┏━━
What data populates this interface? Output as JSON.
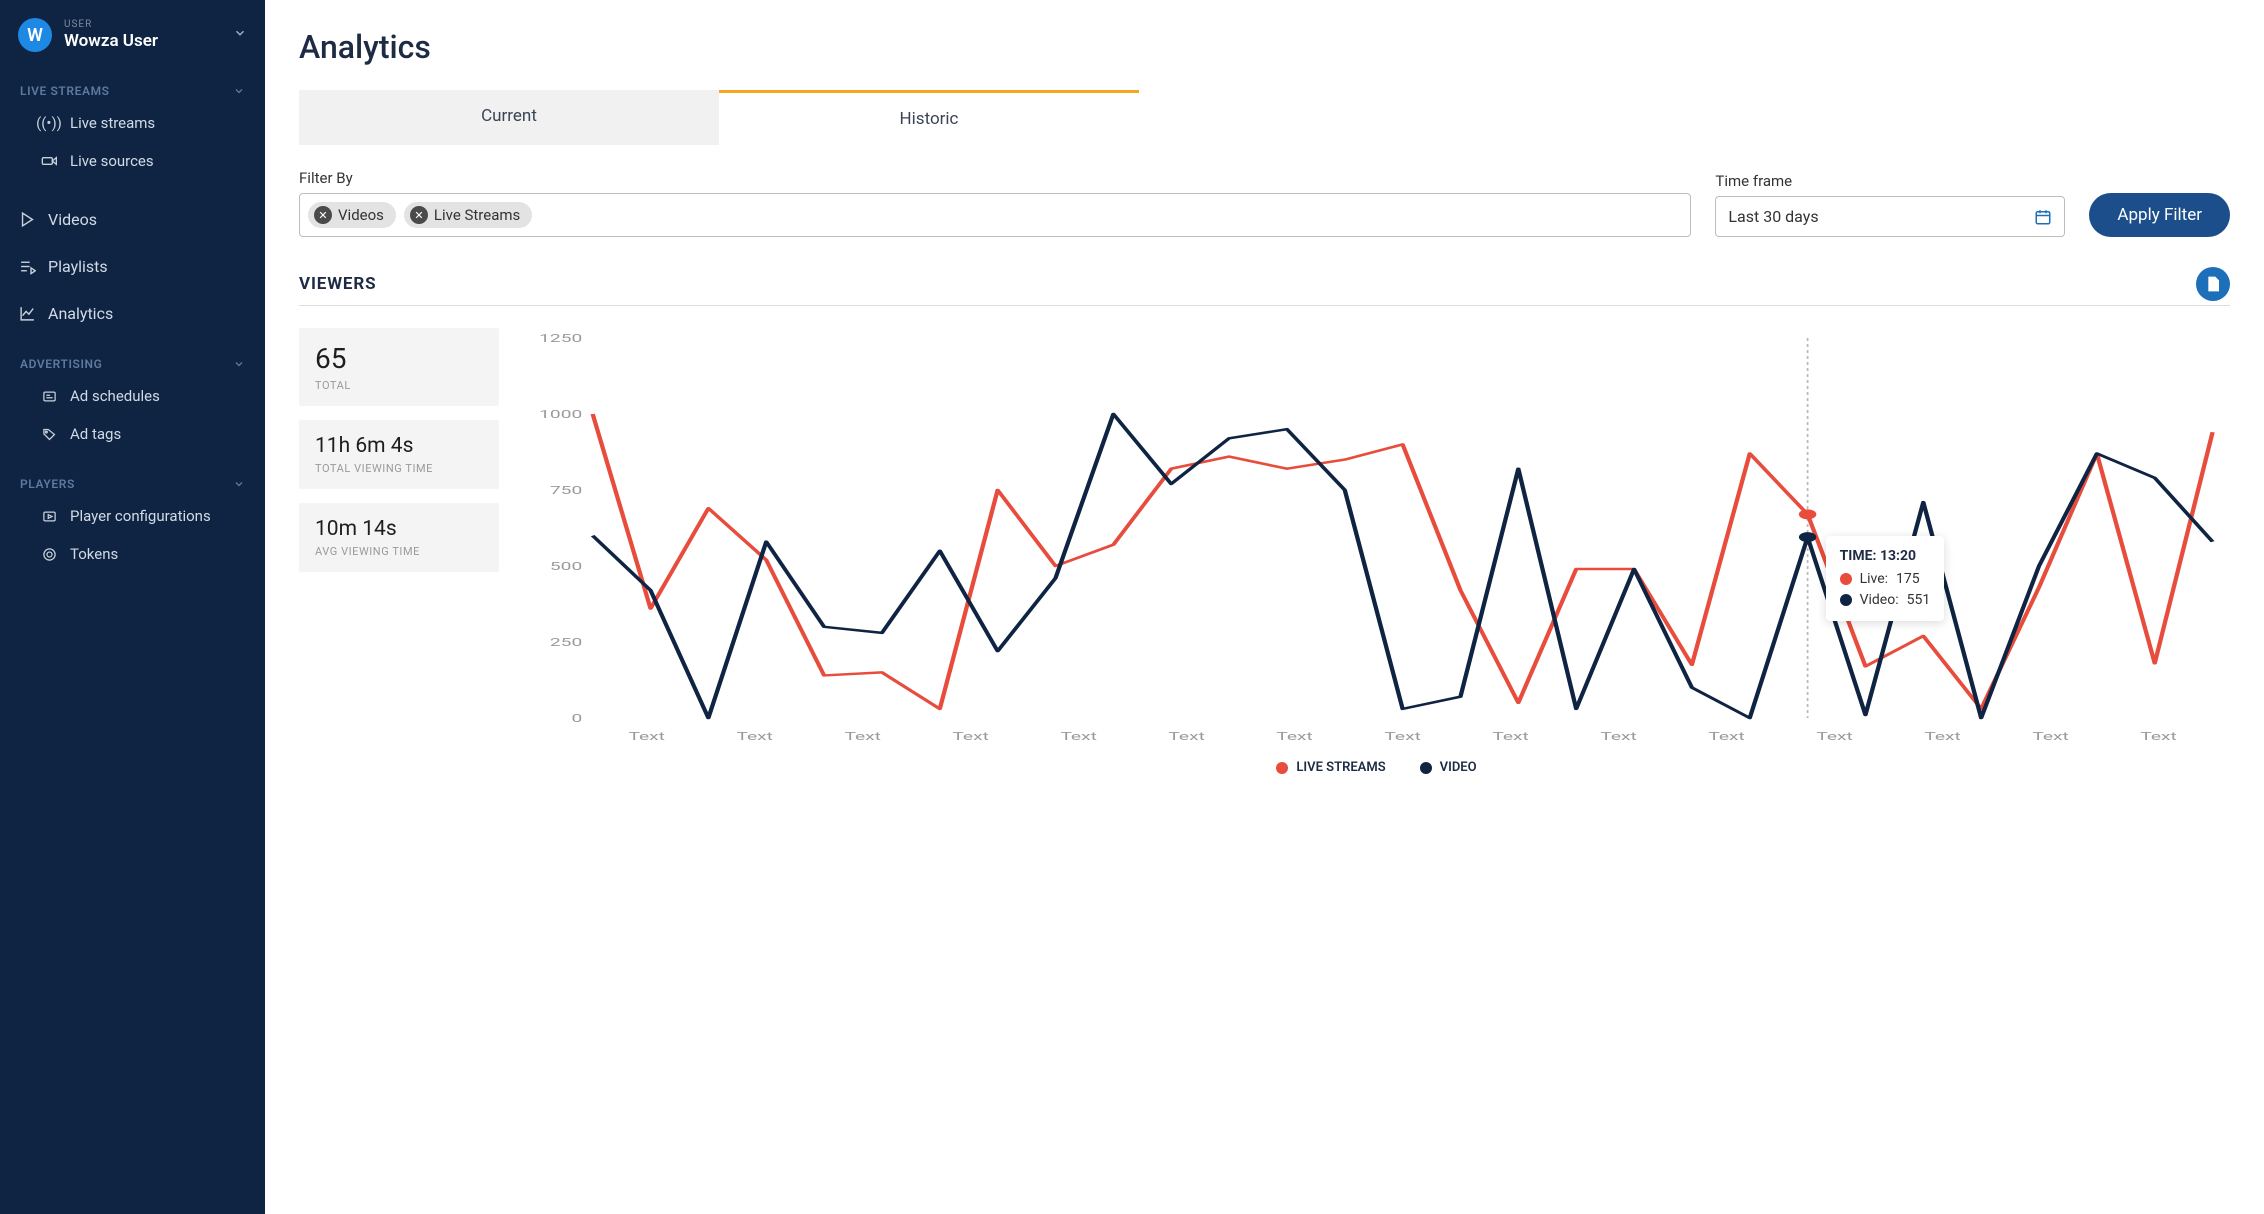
{
  "user": {
    "label": "USER",
    "name": "Wowza User",
    "avatar": "W"
  },
  "sidebar": {
    "sections": [
      {
        "title": "LIVE STREAMS",
        "items": [
          {
            "icon": "broadcast-icon",
            "label": "Live streams"
          },
          {
            "icon": "camera-icon",
            "label": "Live sources"
          }
        ]
      },
      {
        "title": null,
        "items": [
          {
            "icon": "play-icon",
            "label": "Videos"
          },
          {
            "icon": "playlist-icon",
            "label": "Playlists"
          },
          {
            "icon": "chart-icon",
            "label": "Analytics"
          }
        ]
      },
      {
        "title": "ADVERTISING",
        "items": [
          {
            "icon": "schedule-icon",
            "label": "Ad schedules"
          },
          {
            "icon": "tag-icon",
            "label": "Ad tags"
          }
        ]
      },
      {
        "title": "PLAYERS",
        "items": [
          {
            "icon": "config-icon",
            "label": "Player configurations"
          },
          {
            "icon": "token-icon",
            "label": "Tokens"
          }
        ]
      }
    ]
  },
  "page": {
    "title": "Analytics",
    "tabs": {
      "current": "Current",
      "historic": "Historic",
      "active": "historic"
    },
    "filter": {
      "label": "Filter By",
      "chips": [
        "Videos",
        "Live Streams"
      ]
    },
    "timeframe": {
      "label": "Time frame",
      "value": "Last 30 days"
    },
    "apply": "Apply Filter",
    "viewers_section": "VIEWERS",
    "stats": [
      {
        "value": "65",
        "label": "TOTAL",
        "size": "big"
      },
      {
        "value": "11h 6m 4s",
        "label": "TOTAL VIEWING TIME",
        "size": "mid"
      },
      {
        "value": "10m 14s",
        "label": "AVG VIEWING TIME",
        "size": "mid"
      }
    ],
    "legend": {
      "live": "LIVE STREAMS",
      "video": "VIDEO"
    },
    "tooltip": {
      "time_label": "TIME:",
      "time_value": "13:20",
      "live_label": "Live:",
      "live_value": "175",
      "video_label": "Video:",
      "video_value": "551"
    }
  },
  "chart_data": {
    "type": "line",
    "ylim": [
      0,
      1250
    ],
    "yticks": [
      0,
      250,
      500,
      750,
      1000,
      1250
    ],
    "x_tick_label": "Text",
    "x_tick_count": 15,
    "series": [
      {
        "name": "LIVE STREAMS",
        "color": "#e74c3c",
        "values": [
          1000,
          360,
          690,
          520,
          140,
          150,
          30,
          750,
          500,
          570,
          820,
          860,
          820,
          850,
          900,
          420,
          50,
          490,
          490,
          175,
          870,
          670,
          170,
          270,
          30,
          430,
          870,
          180,
          940
        ]
      },
      {
        "name": "VIDEO",
        "color": "#0f2442",
        "values": [
          600,
          420,
          0,
          580,
          300,
          280,
          550,
          220,
          460,
          1000,
          770,
          920,
          950,
          750,
          30,
          70,
          820,
          30,
          490,
          100,
          0,
          595,
          10,
          710,
          0,
          500,
          870,
          790,
          580
        ]
      }
    ],
    "tooltip_index": 21,
    "tooltip": {
      "time": "13:20",
      "live": 175,
      "video": 551
    }
  }
}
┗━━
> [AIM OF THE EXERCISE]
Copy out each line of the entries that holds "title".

> [FINISHED EXERCISE]
        "title": "LIVE STREAMS",
        "title": null,
        "title": "ADVERTISING",
        "title": "PLAYERS",
    "title": "Analytics",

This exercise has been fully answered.